Benoit Maison, founder of Vision Smarts and lead developer for the pic2shop app says that “Cataloging books is what we originally had in mind when we set out to build pic2shop more than a year ago. As an avid reader, I find WorldCat truly amazing. I am very proud to help make library results more widely known and available to all pic2shop users.”
Mike Teets, OCLC Vice President for Innovation, explains that “putting library results in mobile phone apps such as pic2shop helps remind users that a local library might have the book they’re thinking to buy. And libraries gain extra visibility and value from their OCLC membership, thanks to the cooperative power of WorldCat.”
WorldCat is the world’s largest database of bibliographic information built continuously by OCLC member libraries around the world since 1971. WorldCat maintains persistent, Web-accessible identifiers to bibliographic descriptions of items in libraries and connection information to the institutions that hold each item.

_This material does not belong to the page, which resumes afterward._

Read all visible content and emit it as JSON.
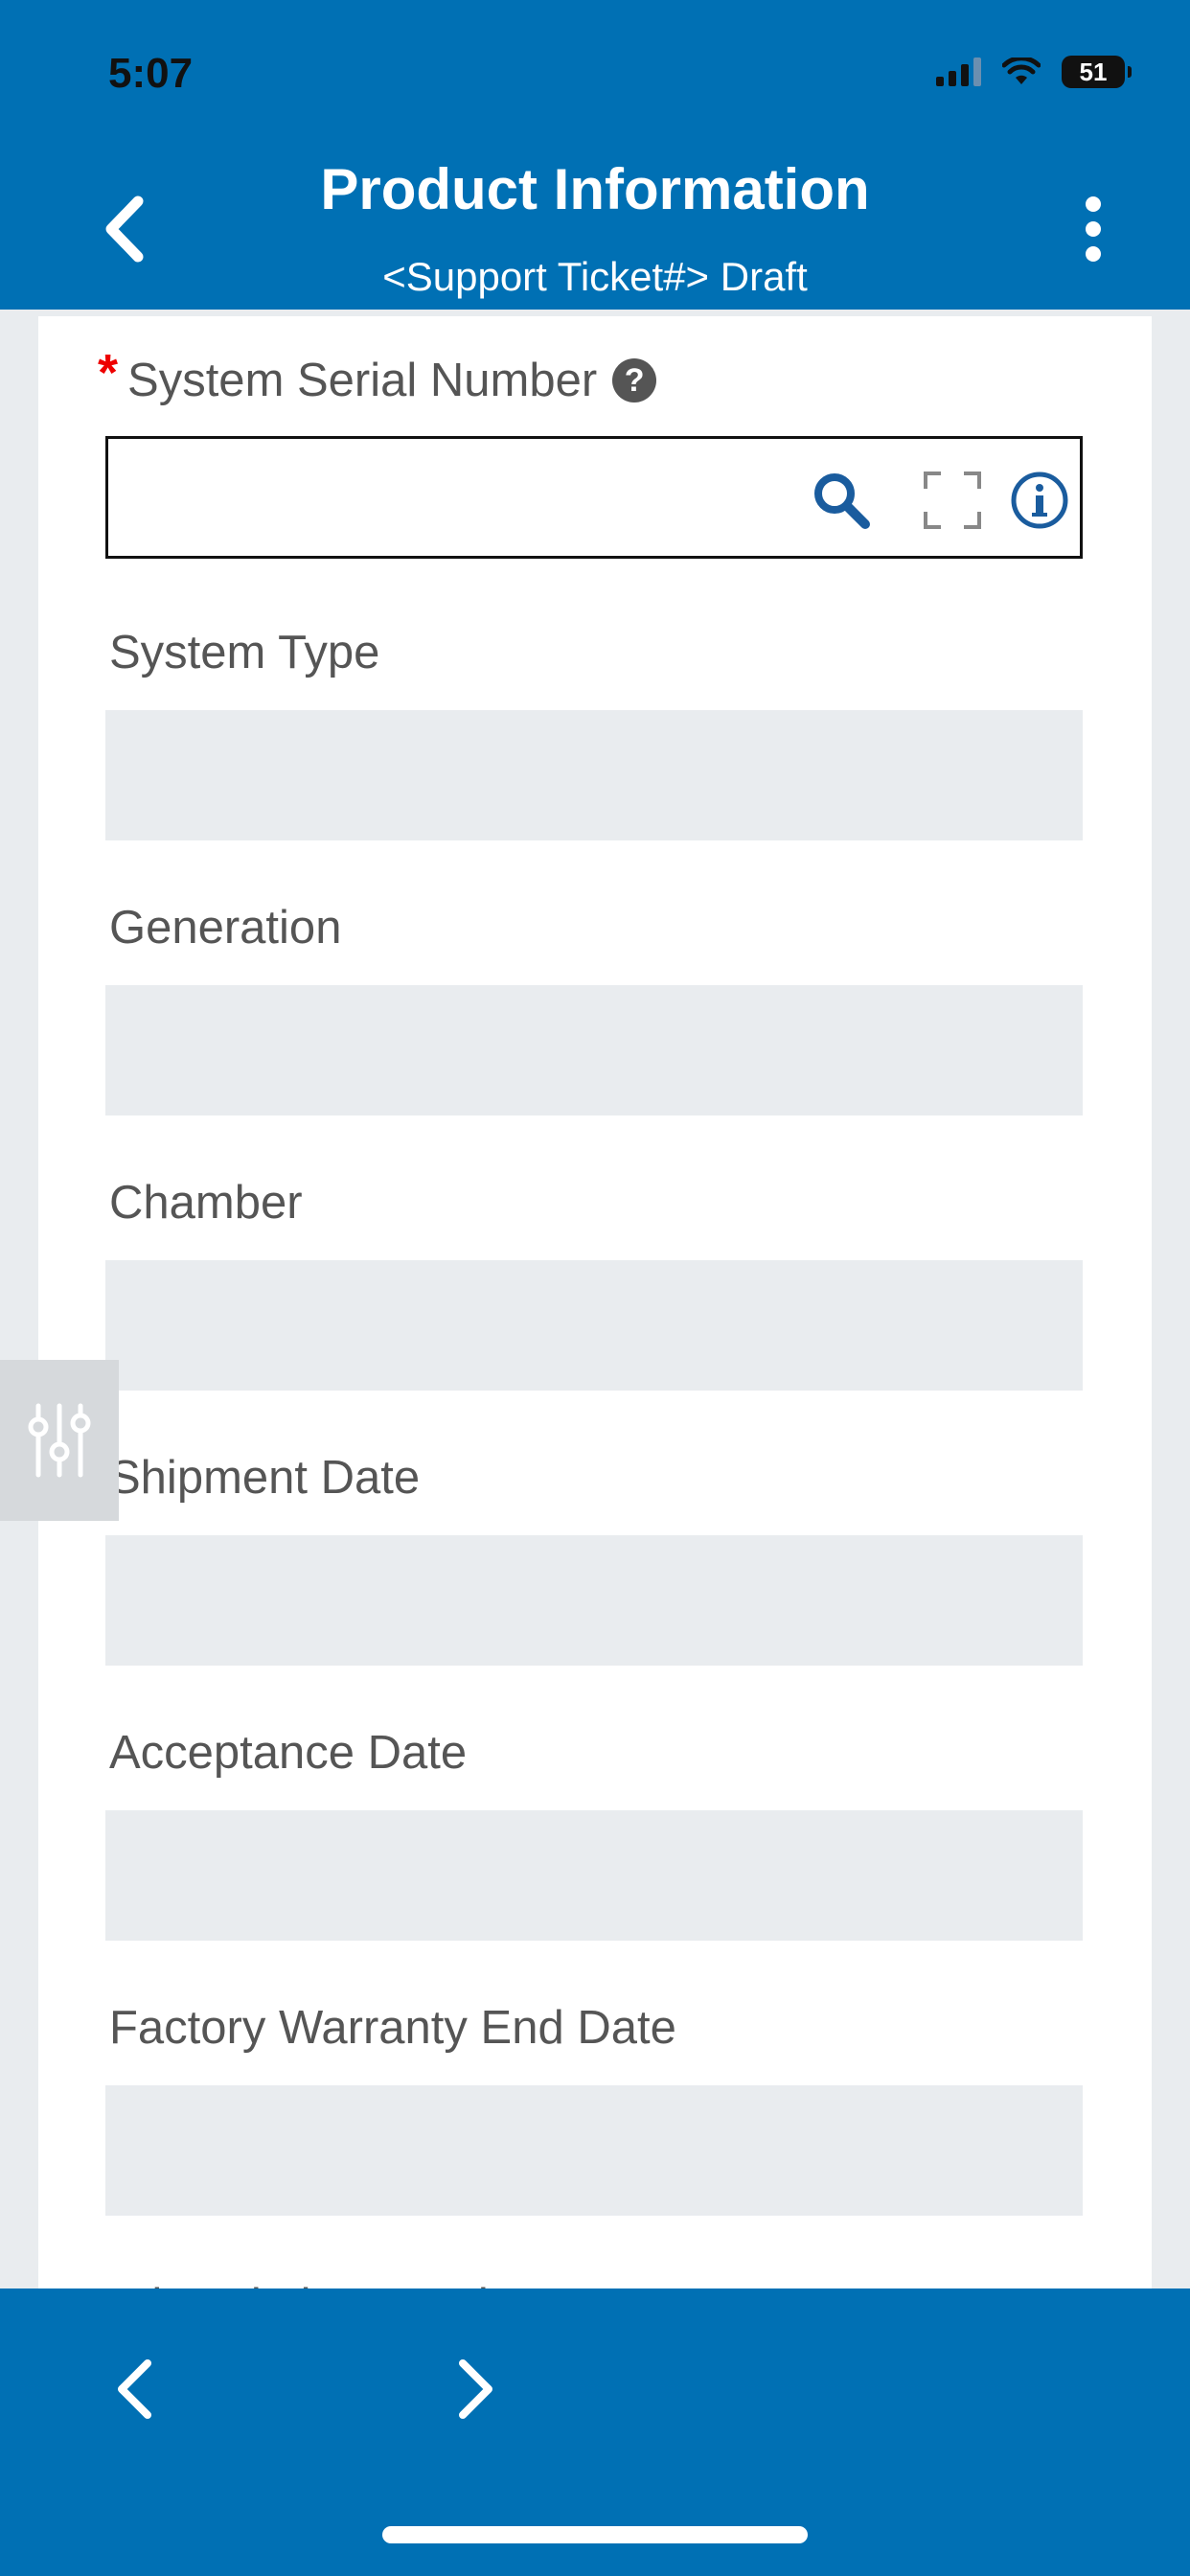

The institutions share these records, using them to create local catalogs, arrange interlibrary loans and conduct reference work. Libraries contribute records for items not found in WorldCat using the OCLC shared cataloging system.
There are now more than 165 million records in WorldCat spanning five millennia of recorded knowledge. Like the knowledge it describes, WorldCat grows steadily. Every second, OCLC and its member libraries add seven records to WorldCat.
Metro’s Dorothy Peyton Gray Transportation Library & Archive has been using the OCLC database to help catalog our collections for years.
WorldCat APIs are available to anyone interested in creating noncommercial mash-ups or mobile apps that include library data. Commercial apps like RedLaser use the WorldCat Search API through a simple partnership agreement.
“OCLC continues to explore new and different ways to provide library data where users need it,” said Teets. “Mobile devices are fast becoming the medium of choice for access to information for many people.”
Thousands of libraries and millions of books – now at your fingertips. Literally.